### WHAT YOU NEED TO DO
Would you reproduce the listing exactly, leaving nothing out?
Top of THE RECORDS
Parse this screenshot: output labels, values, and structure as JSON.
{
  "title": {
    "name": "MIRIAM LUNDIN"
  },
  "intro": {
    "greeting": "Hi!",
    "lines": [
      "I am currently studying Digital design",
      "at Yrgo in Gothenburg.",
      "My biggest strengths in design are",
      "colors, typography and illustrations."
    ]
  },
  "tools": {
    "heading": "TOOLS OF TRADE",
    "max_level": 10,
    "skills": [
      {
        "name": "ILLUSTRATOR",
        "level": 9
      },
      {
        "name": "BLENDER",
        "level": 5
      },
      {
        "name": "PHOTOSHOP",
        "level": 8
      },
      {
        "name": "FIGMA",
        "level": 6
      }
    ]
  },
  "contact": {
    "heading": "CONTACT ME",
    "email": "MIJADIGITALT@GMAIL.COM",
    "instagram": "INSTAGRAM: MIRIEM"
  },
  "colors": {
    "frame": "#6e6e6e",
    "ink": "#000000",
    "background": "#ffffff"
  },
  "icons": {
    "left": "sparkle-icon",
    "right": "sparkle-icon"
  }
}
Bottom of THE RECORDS
### SOLUTION TO THE EXERCISE
Parse this screenshot: output labels, values, and structure as JSON.
{
  "title": {
    "name": "MIRIAM LUNDIN"
  },
  "intro": {
    "greeting": "Hi!",
    "lines": [
      "I am currently studying Digital design",
      "at Yrgo in Gothenburg.",
      "My biggest strengths in design are",
      "colors, typography and illustrations."
    ]
  },
  "tools": {
    "heading": "TOOLS OF TRADE",
    "max_level": 10,
    "skills": [
      {
        "name": "ILLUSTRATOR",
        "level": 9
      },
      {
        "name": "BLENDER",
        "level": 5
      },
      {
        "name": "PHOTOSHOP",
        "level": 8
      },
      {
        "name": "FIGMA",
        "level": 6
      }
    ]
  },
  "contact": {
    "heading": "CONTACT ME",
    "email": "MIJADIGITALT@GMAIL.COM",
    "instagram": "INSTAGRAM: MIRIEM"
  },
  "colors": {
    "frame": "#6e6e6e",
    "ink": "#000000",
    "background": "#ffffff"
  },
  "icons": {
    "left": "sparkle-icon",
    "right": "sparkle-icon"
  }
}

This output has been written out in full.